TASK GOAL: Every record that follows needs to be written out again, exactly.

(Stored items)

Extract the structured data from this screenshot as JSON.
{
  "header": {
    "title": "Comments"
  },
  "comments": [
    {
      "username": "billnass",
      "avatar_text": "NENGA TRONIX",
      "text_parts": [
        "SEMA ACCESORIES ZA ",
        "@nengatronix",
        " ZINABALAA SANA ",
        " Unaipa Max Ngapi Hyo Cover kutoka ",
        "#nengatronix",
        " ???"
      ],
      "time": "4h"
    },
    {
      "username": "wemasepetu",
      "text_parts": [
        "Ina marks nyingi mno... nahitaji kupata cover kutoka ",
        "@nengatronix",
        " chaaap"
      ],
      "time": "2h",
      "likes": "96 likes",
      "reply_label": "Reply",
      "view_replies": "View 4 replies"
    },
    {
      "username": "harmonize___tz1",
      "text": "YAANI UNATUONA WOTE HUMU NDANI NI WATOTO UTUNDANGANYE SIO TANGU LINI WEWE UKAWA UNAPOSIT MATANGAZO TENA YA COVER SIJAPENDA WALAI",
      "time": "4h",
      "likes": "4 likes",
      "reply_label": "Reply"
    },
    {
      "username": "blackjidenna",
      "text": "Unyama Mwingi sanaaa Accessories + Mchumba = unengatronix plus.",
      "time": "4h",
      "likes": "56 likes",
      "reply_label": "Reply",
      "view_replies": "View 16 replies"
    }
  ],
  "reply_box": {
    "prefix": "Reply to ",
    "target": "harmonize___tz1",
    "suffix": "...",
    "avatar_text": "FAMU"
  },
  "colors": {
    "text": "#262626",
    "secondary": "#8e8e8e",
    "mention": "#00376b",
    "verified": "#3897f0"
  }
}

RESULT OF THE TASK:
Extract the structured data from this screenshot as JSON.
{
  "header": {
    "title": "Comments"
  },
  "comments": [
    {
      "username": "billnass",
      "avatar_text": "NENGA TRONIX",
      "text_parts": [
        "SEMA ACCESORIES ZA ",
        "@nengatronix",
        " ZINABALAA SANA ",
        " Unaipa Max Ngapi Hyo Cover kutoka ",
        "#nengatronix",
        " ???"
      ],
      "time": "4h"
    },
    {
      "username": "wemasepetu",
      "text_parts": [
        "Ina marks nyingi mno... nahitaji kupata cover kutoka ",
        "@nengatronix",
        " chaaap"
      ],
      "time": "2h",
      "likes": "96 likes",
      "reply_label": "Reply",
      "view_replies": "View 4 replies"
    },
    {
      "username": "harmonize___tz1",
      "text": "YAANI UNATUONA WOTE HUMU NDANI NI WATOTO UTUNDANGANYE SIO TANGU LINI WEWE UKAWA UNAPOSIT MATANGAZO TENA YA COVER SIJAPENDA WALAI",
      "time": "4h",
      "likes": "4 likes",
      "reply_label": "Reply"
    },
    {
      "username": "blackjidenna",
      "text": "Unyama Mwingi sanaaa Accessories + Mchumba = unengatronix plus.",
      "time": "4h",
      "likes": "56 likes",
      "reply_label": "Reply",
      "view_replies": "View 16 replies"
    }
  ],
  "reply_box": {
    "prefix": "Reply to ",
    "target": "harmonize___tz1",
    "suffix": "...",
    "avatar_text": "FAMU"
  },
  "colors": {
    "text": "#262626",
    "secondary": "#8e8e8e",
    "mention": "#00376b",
    "verified": "#3897f0"
  }
}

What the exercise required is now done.